It took me a year to realise that the Northern line isn’t a line at all… it’s a sort of loop! Now, the capital’s eccentricities are old news but getting to work can be a battle. Londoners have the longest average commute (75mins) and face unique stresses getting around. This type of daily stress can lead to poor mental health and illness. Transport also creates very significant barriers for people with mental health problems.
What if your disability makes it difficult for you to ask for a priority seat, or makes you worry about what people will think if you sit in it? I've stood up for pregnant women, knowing full well that I really needed to stay sitting.
Firstly, it’s vital to recognise that a mental health problem, even if a diagnosis is the same, has a different impact (or no impact) on someone’s ability to travel.
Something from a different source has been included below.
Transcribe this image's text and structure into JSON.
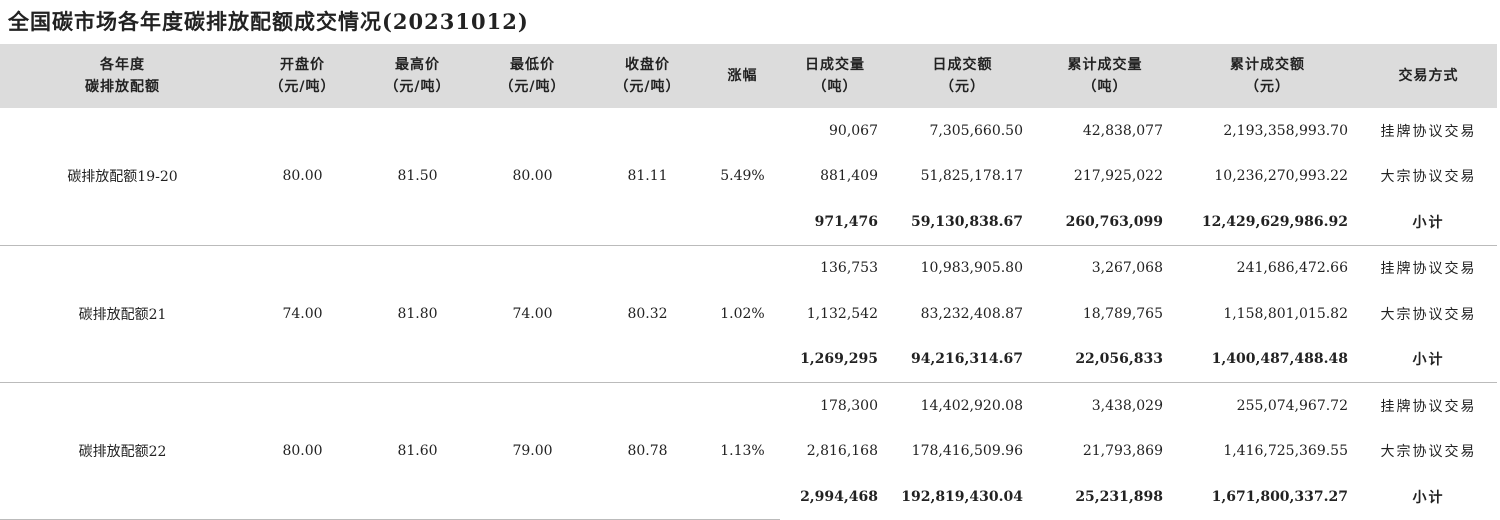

One person may have panic attacks triggered by crowds, another may have a phobia of escalators, or anxiety caused by being underground.
So what can we do?
- When we’re supporting someone to find work, we look at travel; if distance or type of transport will have an impact on mental health
- Employment Advisors often accompany people to interviews - to find new places for the first time
People don't realise that the journey to work, or wherever, sometimes uses up most of the energy you have for the day (emotional and physical). So the easier the travel the more you will have left when you get there.
- Employers can help staff with flexible working hours to avoid peak times or allowing some working from home
- Mental Health First Aid training in workplaces so transport staff and colleagues can identify and help someone who is unwell
- Challenge stigma so people feel able to ask for help from transport staff and other passengers too
- Practical solutions such as genuinely quiet coaches and places to wait. More bathrooms, greater step-free access and priority seating may also help
- Research: asking people what they need
The Mental Health and Transport Summit in February tried to set out the issues and find solutions. The summit talked about mobility, equality laws and changing attitudes. If these discussions turn into actions, it could make a real difference to an issue that has often been ignored.
I used to have anxiety on the train, tube and bus. But I never use to talk about it so it is interesting to hear other people's stories and realise that I am not alone.
Shahina is Twining's Communications Coordinator, you can follow her on Twitter @Comms_Twining. All comments in quotations are from people with lived experience of mental health.